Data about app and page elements
::::

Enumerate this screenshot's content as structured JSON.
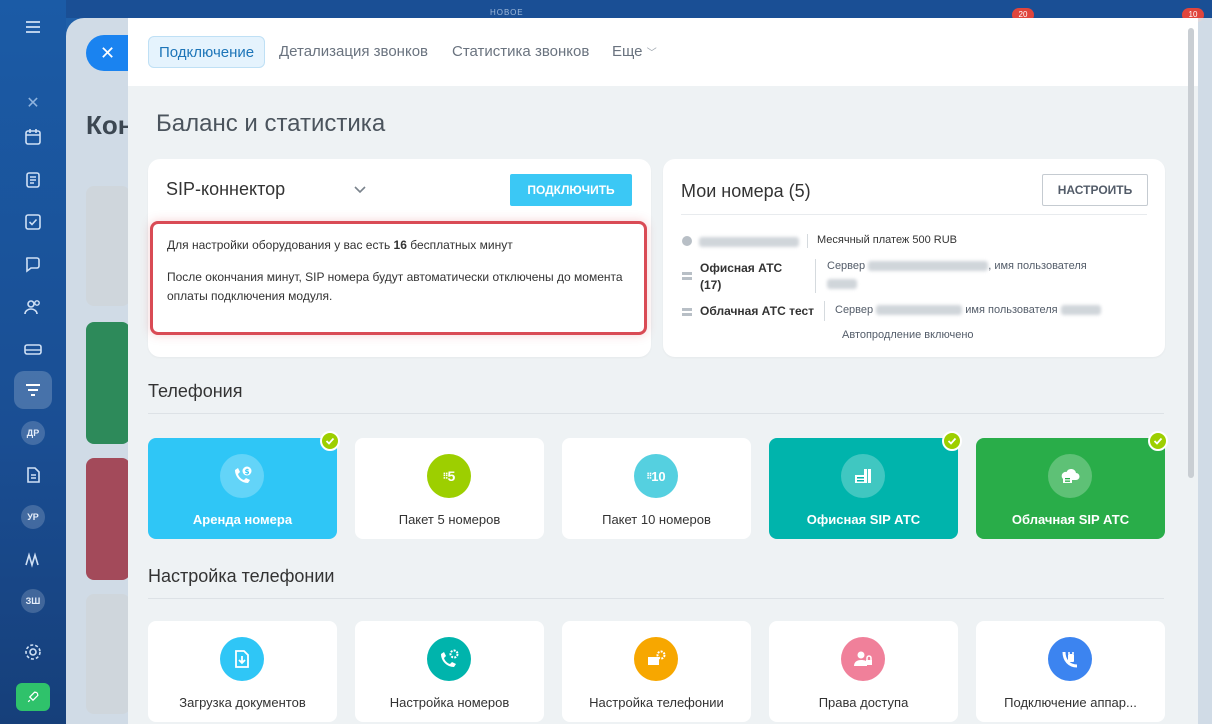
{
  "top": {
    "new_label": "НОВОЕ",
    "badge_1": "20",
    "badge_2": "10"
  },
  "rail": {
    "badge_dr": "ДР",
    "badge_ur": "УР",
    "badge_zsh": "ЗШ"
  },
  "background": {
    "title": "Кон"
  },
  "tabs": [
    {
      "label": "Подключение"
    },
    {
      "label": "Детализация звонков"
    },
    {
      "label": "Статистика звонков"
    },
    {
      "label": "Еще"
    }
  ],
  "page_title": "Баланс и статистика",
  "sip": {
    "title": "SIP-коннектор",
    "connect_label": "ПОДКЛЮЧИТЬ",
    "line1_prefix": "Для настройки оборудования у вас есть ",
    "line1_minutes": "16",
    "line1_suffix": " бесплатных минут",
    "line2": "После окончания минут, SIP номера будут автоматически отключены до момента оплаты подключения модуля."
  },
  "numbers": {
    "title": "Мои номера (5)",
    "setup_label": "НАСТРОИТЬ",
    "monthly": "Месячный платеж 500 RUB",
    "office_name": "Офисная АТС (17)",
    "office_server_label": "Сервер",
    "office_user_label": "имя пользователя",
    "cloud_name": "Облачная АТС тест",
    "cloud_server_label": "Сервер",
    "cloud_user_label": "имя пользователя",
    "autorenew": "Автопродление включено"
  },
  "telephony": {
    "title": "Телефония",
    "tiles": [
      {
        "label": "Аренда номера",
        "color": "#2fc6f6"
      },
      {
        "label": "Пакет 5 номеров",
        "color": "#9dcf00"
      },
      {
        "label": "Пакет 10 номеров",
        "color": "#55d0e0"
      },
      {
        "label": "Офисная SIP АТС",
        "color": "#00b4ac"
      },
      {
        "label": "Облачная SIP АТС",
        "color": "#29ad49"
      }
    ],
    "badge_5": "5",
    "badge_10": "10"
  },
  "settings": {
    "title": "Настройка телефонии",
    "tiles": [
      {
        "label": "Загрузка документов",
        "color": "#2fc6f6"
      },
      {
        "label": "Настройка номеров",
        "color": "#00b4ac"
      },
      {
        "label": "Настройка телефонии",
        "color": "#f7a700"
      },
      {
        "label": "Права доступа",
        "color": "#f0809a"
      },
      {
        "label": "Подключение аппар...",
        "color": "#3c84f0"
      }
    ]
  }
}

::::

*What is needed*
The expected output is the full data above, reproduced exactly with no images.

*Answer to the exercise*
Enumerate this screenshot's content as structured JSON.
{
  "top": {
    "new_label": "НОВОЕ",
    "badge_1": "20",
    "badge_2": "10"
  },
  "rail": {
    "badge_dr": "ДР",
    "badge_ur": "УР",
    "badge_zsh": "ЗШ"
  },
  "background": {
    "title": "Кон"
  },
  "tabs": [
    {
      "label": "Подключение"
    },
    {
      "label": "Детализация звонков"
    },
    {
      "label": "Статистика звонков"
    },
    {
      "label": "Еще"
    }
  ],
  "page_title": "Баланс и статистика",
  "sip": {
    "title": "SIP-коннектор",
    "connect_label": "ПОДКЛЮЧИТЬ",
    "line1_prefix": "Для настройки оборудования у вас есть ",
    "line1_minutes": "16",
    "line1_suffix": " бесплатных минут",
    "line2": "После окончания минут, SIP номера будут автоматически отключены до момента оплаты подключения модуля."
  },
  "numbers": {
    "title": "Мои номера (5)",
    "setup_label": "НАСТРОИТЬ",
    "monthly": "Месячный платеж 500 RUB",
    "office_name": "Офисная АТС (17)",
    "office_server_label": "Сервер",
    "office_user_label": "имя пользователя",
    "cloud_name": "Облачная АТС тест",
    "cloud_server_label": "Сервер",
    "cloud_user_label": "имя пользователя",
    "autorenew": "Автопродление включено"
  },
  "telephony": {
    "title": "Телефония",
    "tiles": [
      {
        "label": "Аренда номера",
        "color": "#2fc6f6"
      },
      {
        "label": "Пакет 5 номеров",
        "color": "#9dcf00"
      },
      {
        "label": "Пакет 10 номеров",
        "color": "#55d0e0"
      },
      {
        "label": "Офисная SIP АТС",
        "color": "#00b4ac"
      },
      {
        "label": "Облачная SIP АТС",
        "color": "#29ad49"
      }
    ],
    "badge_5": "5",
    "badge_10": "10"
  },
  "settings": {
    "title": "Настройка телефонии",
    "tiles": [
      {
        "label": "Загрузка документов",
        "color": "#2fc6f6"
      },
      {
        "label": "Настройка номеров",
        "color": "#00b4ac"
      },
      {
        "label": "Настройка телефонии",
        "color": "#f7a700"
      },
      {
        "label": "Права доступа",
        "color": "#f0809a"
      },
      {
        "label": "Подключение аппар...",
        "color": "#3c84f0"
      }
    ]
  }
}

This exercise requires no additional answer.